**Task item:** Set down the data again word for word. Skip any pictures.

[Start of section]

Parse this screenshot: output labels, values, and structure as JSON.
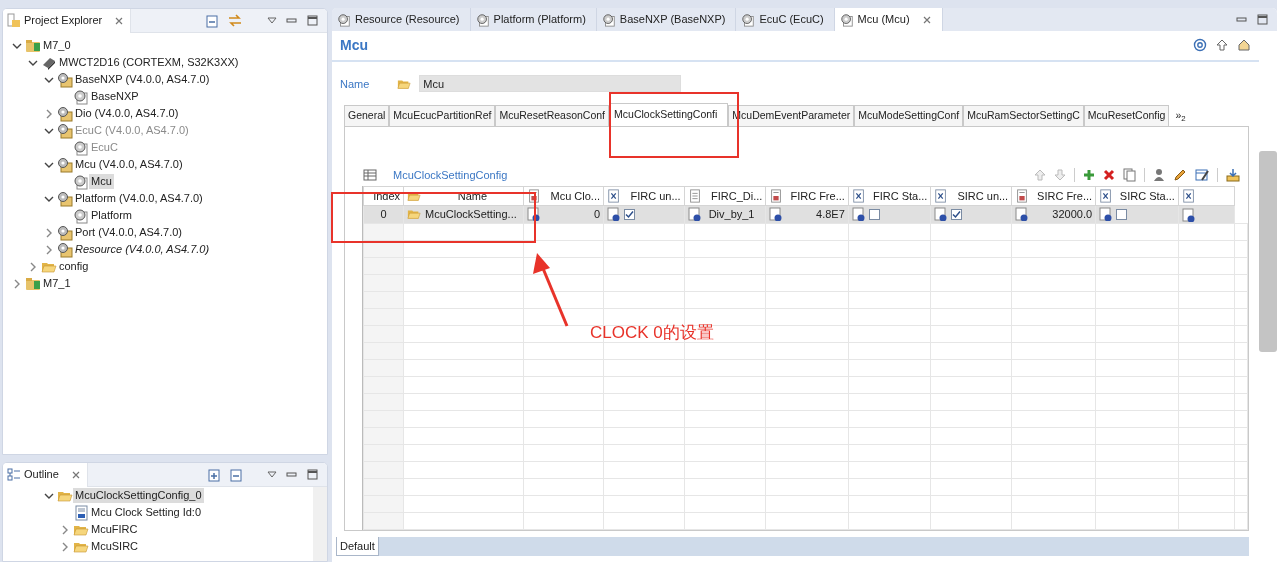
{
  "project_explorer": {
    "title": "Project Explorer",
    "tree": [
      {
        "label": "M7_0",
        "kind": "project",
        "expanded": true,
        "selected": false,
        "disabled": false,
        "italic": false,
        "children": [
          {
            "label": "MWCT2D16 (CORTEXM, S32K3XX)",
            "kind": "chip",
            "expanded": true,
            "selected": false,
            "disabled": false,
            "italic": false,
            "children": [
              {
                "label": "BaseNXP (V4.0.0, AS4.7.0)",
                "kind": "module",
                "expanded": true,
                "selected": false,
                "disabled": false,
                "italic": false,
                "children": [
                  {
                    "label": "BaseNXP",
                    "kind": "config",
                    "selected": false,
                    "disabled": false,
                    "italic": false
                  }
                ]
              },
              {
                "label": "Dio (V4.0.0, AS4.7.0)",
                "kind": "module",
                "expanded": false,
                "selected": false,
                "disabled": false,
                "italic": false
              },
              {
                "label": "EcuC (V4.0.0, AS4.7.0)",
                "kind": "module",
                "expanded": true,
                "selected": false,
                "disabled": true,
                "italic": false,
                "children": [
                  {
                    "label": "EcuC",
                    "kind": "config",
                    "selected": false,
                    "disabled": true,
                    "italic": false
                  }
                ]
              },
              {
                "label": "Mcu (V4.0.0, AS4.7.0)",
                "kind": "module",
                "expanded": true,
                "selected": false,
                "disabled": false,
                "italic": false,
                "children": [
                  {
                    "label": "Mcu",
                    "kind": "config",
                    "selected": true,
                    "disabled": false,
                    "italic": false
                  }
                ]
              },
              {
                "label": "Platform (V4.0.0, AS4.7.0)",
                "kind": "module",
                "expanded": true,
                "selected": false,
                "disabled": false,
                "italic": false,
                "children": [
                  {
                    "label": "Platform",
                    "kind": "config",
                    "selected": false,
                    "disabled": false,
                    "italic": false
                  }
                ]
              },
              {
                "label": "Port (V4.0.0, AS4.7.0)",
                "kind": "module",
                "expanded": false,
                "selected": false,
                "disabled": false,
                "italic": false
              },
              {
                "label": "Resource (V4.0.0, AS4.7.0)",
                "kind": "module",
                "expanded": false,
                "selected": false,
                "disabled": false,
                "italic": true
              }
            ]
          },
          {
            "label": "config",
            "kind": "folder",
            "expanded": false,
            "selected": false,
            "disabled": false,
            "italic": false
          }
        ]
      },
      {
        "label": "M7_1",
        "kind": "project",
        "expanded": false,
        "selected": false,
        "disabled": false,
        "italic": false
      }
    ]
  },
  "outline": {
    "title": "Outline",
    "tree": [
      {
        "label": "McuClockSettingConfig_0",
        "kind": "folder",
        "expanded": true,
        "selected": true,
        "disabled": false,
        "italic": false,
        "children": [
          {
            "label": "Mcu Clock Setting Id:0",
            "kind": "param",
            "selected": false,
            "disabled": false,
            "italic": false
          },
          {
            "label": "McuFIRC",
            "kind": "folder",
            "expanded": false,
            "selected": false,
            "disabled": false,
            "italic": false
          },
          {
            "label": "McuSIRC",
            "kind": "folder",
            "expanded": false,
            "selected": false,
            "disabled": false,
            "italic": false
          }
        ]
      }
    ]
  },
  "editor_tabs": [
    {
      "label": "Resource (Resource)",
      "selected": false
    },
    {
      "label": "Platform (Platform)",
      "selected": false
    },
    {
      "label": "BaseNXP (BaseNXP)",
      "selected": false
    },
    {
      "label": "EcuC (EcuC)",
      "selected": false
    },
    {
      "label": "Mcu (Mcu)",
      "selected": true
    }
  ],
  "editor": {
    "title": "Mcu",
    "name_label": "Name",
    "name_value": "Mcu",
    "tabs": [
      {
        "label": "General",
        "selected": false
      },
      {
        "label": "McuEcucPartitionRef",
        "selected": false
      },
      {
        "label": "McuResetReasonConf",
        "selected": false
      },
      {
        "label": "McuClockSettingConfi",
        "selected": true
      },
      {
        "label": "McuDemEventParameter",
        "selected": false
      },
      {
        "label": "McuModeSettingConf",
        "selected": false
      },
      {
        "label": "McuRamSectorSettingC",
        "selected": false
      },
      {
        "label": "McuResetConfig",
        "selected": false
      }
    ],
    "tabs_overflow": "»$_{2}$",
    "section_title": "McuClockSettingConfig",
    "columns": [
      {
        "label": "Index",
        "kind": "plain"
      },
      {
        "label": "Name",
        "kind": "folder"
      },
      {
        "label": "Mcu Clo...",
        "kind": "number"
      },
      {
        "label": "FIRC un...",
        "kind": "boolean"
      },
      {
        "label": "FIRC_Di...",
        "kind": "text"
      },
      {
        "label": "FIRC Fre...",
        "kind": "number"
      },
      {
        "label": "FIRC Sta...",
        "kind": "boolean"
      },
      {
        "label": "SIRC un...",
        "kind": "boolean"
      },
      {
        "label": "SIRC Fre...",
        "kind": "number"
      },
      {
        "label": "SIRC Sta...",
        "kind": "boolean"
      },
      {
        "kind": "boolean"
      }
    ],
    "rows": [
      {
        "selected": true,
        "cells": [
          {
            "kind": "index",
            "text": "0"
          },
          {
            "kind": "folder",
            "text": "McuClockSetting..."
          },
          {
            "kind": "number",
            "text": "0"
          },
          {
            "kind": "boolean",
            "checked": true
          },
          {
            "kind": "text",
            "text": "Div_by_1"
          },
          {
            "kind": "number",
            "text": "4.8E7"
          },
          {
            "kind": "boolean",
            "checked": false
          },
          {
            "kind": "boolean",
            "checked": true
          },
          {
            "kind": "number",
            "text": "32000.0"
          },
          {
            "kind": "boolean",
            "checked": false
          },
          {
            "kind": "marker"
          }
        ]
      }
    ],
    "bottom_tab": "Default"
  },
  "annotation": {
    "text": "CLOCK 0的设置"
  }
}
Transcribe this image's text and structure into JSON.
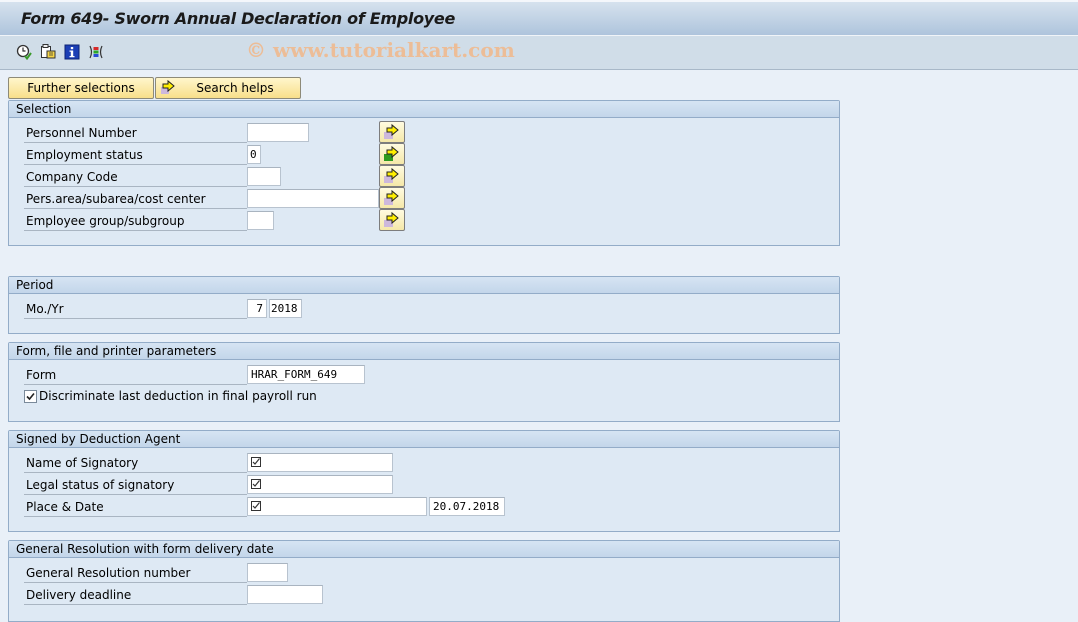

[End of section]

**Final answer:**
Parse this screenshot: output labels, values, and structure as JSON.
{
  "project_explorer": {
    "title": "Project Explorer",
    "tree": [
      {
        "label": "M7_0",
        "kind": "project",
        "expanded": true,
        "selected": false,
        "disabled": false,
        "italic": false,
        "children": [
          {
            "label": "MWCT2D16 (CORTEXM, S32K3XX)",
            "kind": "chip",
            "expanded": true,
            "selected": false,
            "disabled": false,
            "italic": false,
            "children": [
              {
                "label": "BaseNXP (V4.0.0, AS4.7.0)",
                "kind": "module",
                "expanded": true,
                "selected": false,
                "disabled": false,
                "italic": false,
                "children": [
                  {
                    "label": "BaseNXP",
                    "kind": "config",
                    "selected": false,
                    "disabled": false,
                    "italic": false
                  }
                ]
              },
              {
                "label": "Dio (V4.0.0, AS4.7.0)",
                "kind": "module",
                "expanded": false,
                "selected": false,
                "disabled": false,
                "italic": false
              },
              {
                "label": "EcuC (V4.0.0, AS4.7.0)",
                "kind": "module",
                "expanded": true,
                "selected": false,
                "disabled": true,
                "italic": false,
                "children": [
                  {
                    "label": "EcuC",
                    "kind": "config",
                    "selected": false,
                    "disabled": true,
                    "italic": false
                  }
                ]
              },
              {
                "label": "Mcu (V4.0.0, AS4.7.0)",
                "kind": "module",
                "expanded": true,
                "selected": false,
                "disabled": false,
                "italic": false,
                "children": [
                  {
                    "label": "Mcu",
                    "kind": "config",
                    "selected": true,
                    "disabled": false,
                    "italic": false
                  }
                ]
              },
              {
                "label": "Platform (V4.0.0, AS4.7.0)",
                "kind": "module",
                "expanded": true,
                "selected": false,
                "disabled": false,
                "italic": false,
                "children": [
                  {
                    "label": "Platform",
                    "kind": "config",
                    "selected": false,
                    "disabled": false,
                    "italic": false
                  }
                ]
              },
              {
                "label": "Port (V4.0.0, AS4.7.0)",
                "kind": "module",
                "expanded": false,
                "selected": false,
                "disabled": false,
                "italic": false
              },
              {
                "label": "Resource (V4.0.0, AS4.7.0)",
                "kind": "module",
                "expanded": false,
                "selected": false,
                "disabled": false,
                "italic": true
              }
            ]
          },
          {
            "label": "config",
            "kind": "folder",
            "expanded": false,
            "selected": false,
            "disabled": false,
            "italic": false
          }
        ]
      },
      {
        "label": "M7_1",
        "kind": "project",
        "expanded": false,
        "selected": false,
        "disabled": false,
        "italic": false
      }
    ]
  },
  "outline": {
    "title": "Outline",
    "tree": [
      {
        "label": "McuClockSettingConfig_0",
        "kind": "folder",
        "expanded": true,
        "selected": true,
        "disabled": false,
        "italic": false,
        "children": [
          {
            "label": "Mcu Clock Setting Id:0",
            "kind": "param",
            "selected": false,
            "disabled": false,
            "italic": false
          },
          {
            "label": "McuFIRC",
            "kind": "folder",
            "expanded": false,
            "selected": false,
            "disabled": false,
            "italic": false
          },
          {
            "label": "McuSIRC",
            "kind": "folder",
            "expanded": false,
            "selected": false,
            "disabled": false,
            "italic": false
          }
        ]
      }
    ]
  },
  "editor_tabs": [
    {
      "label": "Resource (Resource)",
      "selected": false
    },
    {
      "label": "Platform (Platform)",
      "selected": false
    },
    {
      "label": "BaseNXP (BaseNXP)",
      "selected": false
    },
    {
      "label": "EcuC (EcuC)",
      "selected": false
    },
    {
      "label": "Mcu (Mcu)",
      "selected": true
    }
  ],
  "editor": {
    "title": "Mcu",
    "name_label": "Name",
    "name_value": "Mcu",
    "tabs": [
      {
        "label": "General",
        "selected": false
      },
      {
        "label": "McuEcucPartitionRef",
        "selected": false
      },
      {
        "label": "McuResetReasonConf",
        "selected": false
      },
      {
        "label": "McuClockSettingConfi",
        "selected": true
      },
      {
        "label": "McuDemEventParameter",
        "selected": false
      },
      {
        "label": "McuModeSettingConf",
        "selected": false
      },
      {
        "label": "McuRamSectorSettingC",
        "selected": false
      },
      {
        "label": "McuResetConfig",
        "selected": false
      }
    ],
    "tabs_overflow": "»$_{2}$",
    "section_title": "McuClockSettingConfig",
    "columns": [
      {
        "label": "Index",
        "kind": "plain"
      },
      {
        "label": "Name",
        "kind": "folder"
      },
      {
        "label": "Mcu Clo...",
        "kind": "number"
      },
      {
        "label": "FIRC un...",
        "kind": "boolean"
      },
      {
        "label": "FIRC_Di...",
        "kind": "text"
      },
      {
        "label": "FIRC Fre...",
        "kind": "number"
      },
      {
        "label": "FIRC Sta...",
        "kind": "boolean"
      },
      {
        "label": "SIRC un...",
        "kind": "boolean"
      },
      {
        "label": "SIRC Fre...",
        "kind": "number"
      },
      {
        "label": "SIRC Sta...",
        "kind": "boolean"
      },
      {
        "kind": "boolean"
      }
    ],
    "rows": [
      {
        "selected": true,
        "cells": [
          {
            "kind": "index",
            "text": "0"
          },
          {
            "kind": "folder",
            "text": "McuClockSetting..."
          },
          {
            "kind": "number",
            "text": "0"
          },
          {
            "kind": "boolean",
            "checked": true
          },
          {
            "kind": "text",
            "text": "Div_by_1"
          },
          {
            "kind": "number",
            "text": "4.8E7"
          },
          {
            "kind": "boolean",
            "checked": false
          },
          {
            "kind": "boolean",
            "checked": true
          },
          {
            "kind": "number",
            "text": "32000.0"
          },
          {
            "kind": "boolean",
            "checked": false
          },
          {
            "kind": "marker"
          }
        ]
      }
    ],
    "bottom_tab": "Default"
  },
  "annotation": {
    "text": "CLOCK 0的设置"
  }
}
Transcribe this image's text and structure into JSON.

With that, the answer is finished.